[PROVIDED RECORDS Boundary: Start]
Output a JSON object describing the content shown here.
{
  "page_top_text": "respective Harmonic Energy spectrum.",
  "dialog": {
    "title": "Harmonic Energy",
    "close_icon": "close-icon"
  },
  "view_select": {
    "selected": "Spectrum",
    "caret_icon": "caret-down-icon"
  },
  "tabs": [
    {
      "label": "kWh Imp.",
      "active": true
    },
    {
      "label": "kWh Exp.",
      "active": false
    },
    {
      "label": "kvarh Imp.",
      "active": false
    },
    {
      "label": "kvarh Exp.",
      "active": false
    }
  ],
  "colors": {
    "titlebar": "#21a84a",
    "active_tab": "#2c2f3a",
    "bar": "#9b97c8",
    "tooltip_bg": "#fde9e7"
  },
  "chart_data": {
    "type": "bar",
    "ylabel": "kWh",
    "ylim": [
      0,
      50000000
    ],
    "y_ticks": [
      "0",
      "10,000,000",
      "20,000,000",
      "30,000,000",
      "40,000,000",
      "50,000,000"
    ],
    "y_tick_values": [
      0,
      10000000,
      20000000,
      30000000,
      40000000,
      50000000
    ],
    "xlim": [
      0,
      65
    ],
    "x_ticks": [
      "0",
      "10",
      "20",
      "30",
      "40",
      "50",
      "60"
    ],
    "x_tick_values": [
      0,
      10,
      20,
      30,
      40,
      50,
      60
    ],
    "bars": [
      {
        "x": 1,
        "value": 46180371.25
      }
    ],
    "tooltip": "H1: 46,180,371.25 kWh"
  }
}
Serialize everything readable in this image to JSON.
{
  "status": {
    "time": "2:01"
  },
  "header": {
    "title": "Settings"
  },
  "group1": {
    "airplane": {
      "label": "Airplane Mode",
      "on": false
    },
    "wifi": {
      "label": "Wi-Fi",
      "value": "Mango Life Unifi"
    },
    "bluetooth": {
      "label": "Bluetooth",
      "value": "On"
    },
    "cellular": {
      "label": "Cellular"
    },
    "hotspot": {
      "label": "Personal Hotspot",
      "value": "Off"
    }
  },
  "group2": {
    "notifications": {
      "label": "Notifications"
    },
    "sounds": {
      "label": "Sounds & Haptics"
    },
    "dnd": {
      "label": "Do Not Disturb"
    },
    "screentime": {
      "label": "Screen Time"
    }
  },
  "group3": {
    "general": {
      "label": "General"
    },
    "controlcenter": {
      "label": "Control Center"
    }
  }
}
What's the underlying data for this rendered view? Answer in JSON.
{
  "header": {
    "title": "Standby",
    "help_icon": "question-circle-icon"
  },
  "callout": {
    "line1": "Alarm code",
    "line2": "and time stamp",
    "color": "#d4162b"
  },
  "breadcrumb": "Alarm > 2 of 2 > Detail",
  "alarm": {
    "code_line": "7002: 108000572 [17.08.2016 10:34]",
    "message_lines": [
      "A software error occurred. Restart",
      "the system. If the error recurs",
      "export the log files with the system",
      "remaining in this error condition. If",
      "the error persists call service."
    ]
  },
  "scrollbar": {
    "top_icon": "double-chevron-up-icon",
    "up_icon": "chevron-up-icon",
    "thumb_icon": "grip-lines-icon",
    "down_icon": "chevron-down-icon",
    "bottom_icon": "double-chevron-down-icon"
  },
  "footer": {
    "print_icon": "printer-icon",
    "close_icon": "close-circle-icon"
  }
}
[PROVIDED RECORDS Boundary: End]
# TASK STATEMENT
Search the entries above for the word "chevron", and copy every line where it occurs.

# RESPONSE BELOW
    "top_icon": "double-chevron-up-icon",
    "up_icon": "chevron-up-icon",
    "down_icon": "chevron-down-icon",
    "bottom_icon": "double-chevron-down-icon"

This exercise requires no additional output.